• _WHAT NEEDS TO BE DONE_
Scan the records for lines holding "generare". Say how many there are and give nothing else.

━━ SUPPLIED RECORDS

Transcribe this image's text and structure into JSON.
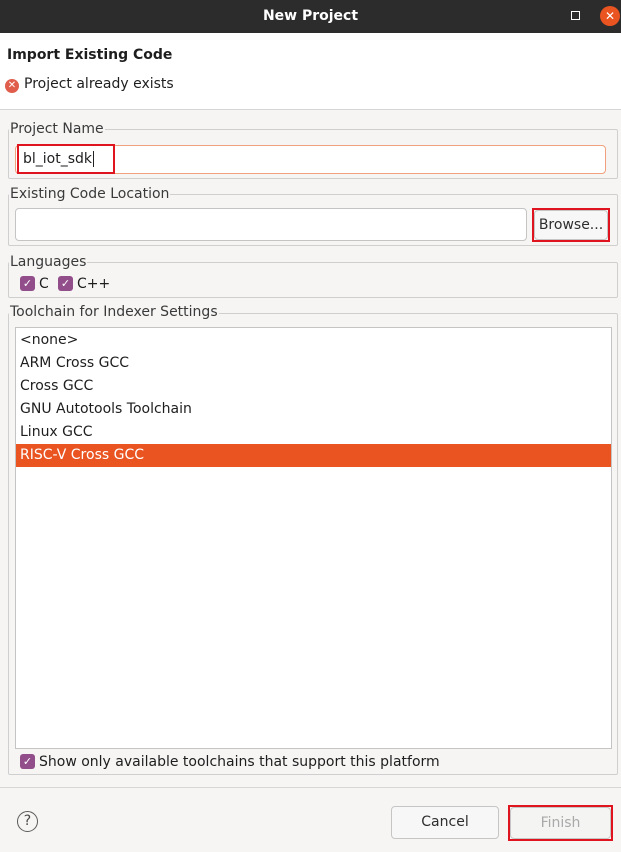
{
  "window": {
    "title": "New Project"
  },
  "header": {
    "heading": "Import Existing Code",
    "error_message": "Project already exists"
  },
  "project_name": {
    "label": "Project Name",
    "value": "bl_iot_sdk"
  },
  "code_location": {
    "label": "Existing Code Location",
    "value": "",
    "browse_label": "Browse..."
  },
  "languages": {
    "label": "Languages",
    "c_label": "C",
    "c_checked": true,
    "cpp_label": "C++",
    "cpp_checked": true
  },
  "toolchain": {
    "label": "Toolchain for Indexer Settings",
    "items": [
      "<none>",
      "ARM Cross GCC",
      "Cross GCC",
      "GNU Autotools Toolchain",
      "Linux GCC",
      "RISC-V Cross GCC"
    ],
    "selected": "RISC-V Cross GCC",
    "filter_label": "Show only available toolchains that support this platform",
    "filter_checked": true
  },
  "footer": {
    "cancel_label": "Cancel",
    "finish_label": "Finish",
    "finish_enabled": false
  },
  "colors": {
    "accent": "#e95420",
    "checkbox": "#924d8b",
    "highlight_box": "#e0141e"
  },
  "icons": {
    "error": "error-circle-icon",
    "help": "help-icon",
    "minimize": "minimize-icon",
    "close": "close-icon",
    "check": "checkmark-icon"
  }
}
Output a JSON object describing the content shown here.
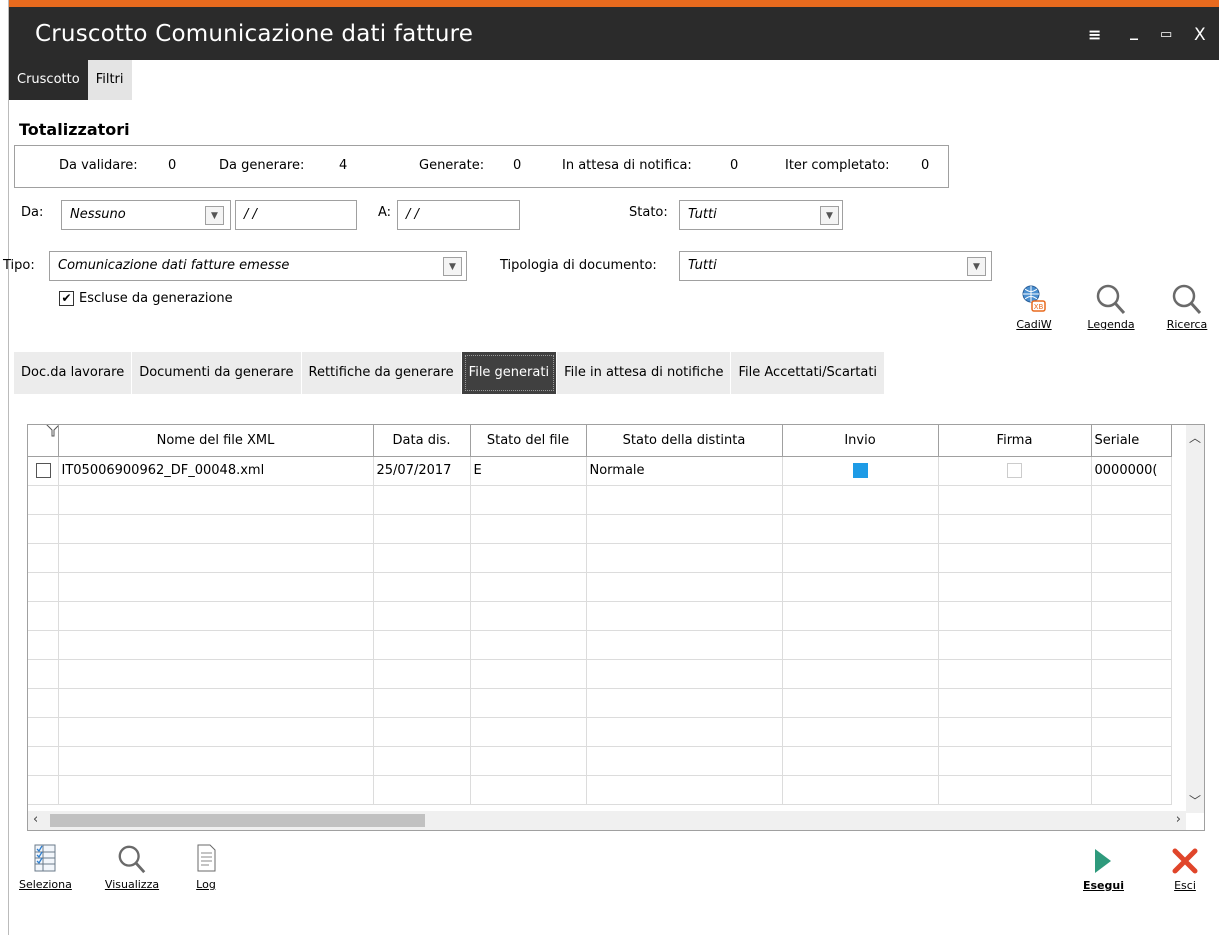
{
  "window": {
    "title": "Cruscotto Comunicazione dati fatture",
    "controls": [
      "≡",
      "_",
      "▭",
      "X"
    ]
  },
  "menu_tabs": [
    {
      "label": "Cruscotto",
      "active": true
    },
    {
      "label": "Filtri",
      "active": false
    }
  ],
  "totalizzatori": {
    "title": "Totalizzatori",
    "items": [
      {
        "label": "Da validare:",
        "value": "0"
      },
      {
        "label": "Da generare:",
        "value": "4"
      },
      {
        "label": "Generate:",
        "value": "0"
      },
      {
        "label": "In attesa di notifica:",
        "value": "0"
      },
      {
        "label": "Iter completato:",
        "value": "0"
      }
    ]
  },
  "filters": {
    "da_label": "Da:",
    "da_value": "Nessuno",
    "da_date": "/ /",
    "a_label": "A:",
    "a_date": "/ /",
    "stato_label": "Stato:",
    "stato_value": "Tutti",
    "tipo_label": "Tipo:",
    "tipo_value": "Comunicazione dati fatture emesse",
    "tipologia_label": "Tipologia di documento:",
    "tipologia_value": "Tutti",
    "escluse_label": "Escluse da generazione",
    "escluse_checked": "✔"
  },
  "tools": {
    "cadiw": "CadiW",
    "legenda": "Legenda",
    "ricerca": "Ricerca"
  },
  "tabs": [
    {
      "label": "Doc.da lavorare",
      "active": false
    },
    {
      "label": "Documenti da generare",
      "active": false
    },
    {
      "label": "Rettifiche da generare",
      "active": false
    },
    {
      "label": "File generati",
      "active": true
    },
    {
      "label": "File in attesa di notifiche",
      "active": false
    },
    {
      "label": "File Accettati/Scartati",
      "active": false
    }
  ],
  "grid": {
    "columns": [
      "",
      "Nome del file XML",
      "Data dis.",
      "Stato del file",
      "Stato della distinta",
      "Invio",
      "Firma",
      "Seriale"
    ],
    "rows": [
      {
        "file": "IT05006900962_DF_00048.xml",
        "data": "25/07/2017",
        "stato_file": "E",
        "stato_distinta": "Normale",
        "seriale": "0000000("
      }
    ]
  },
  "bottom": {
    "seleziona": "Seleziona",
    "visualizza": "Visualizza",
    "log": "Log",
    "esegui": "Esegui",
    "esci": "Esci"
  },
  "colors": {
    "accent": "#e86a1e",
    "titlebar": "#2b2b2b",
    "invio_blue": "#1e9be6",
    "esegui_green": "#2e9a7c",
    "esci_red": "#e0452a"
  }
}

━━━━

• _EXERCISE RESULT_
3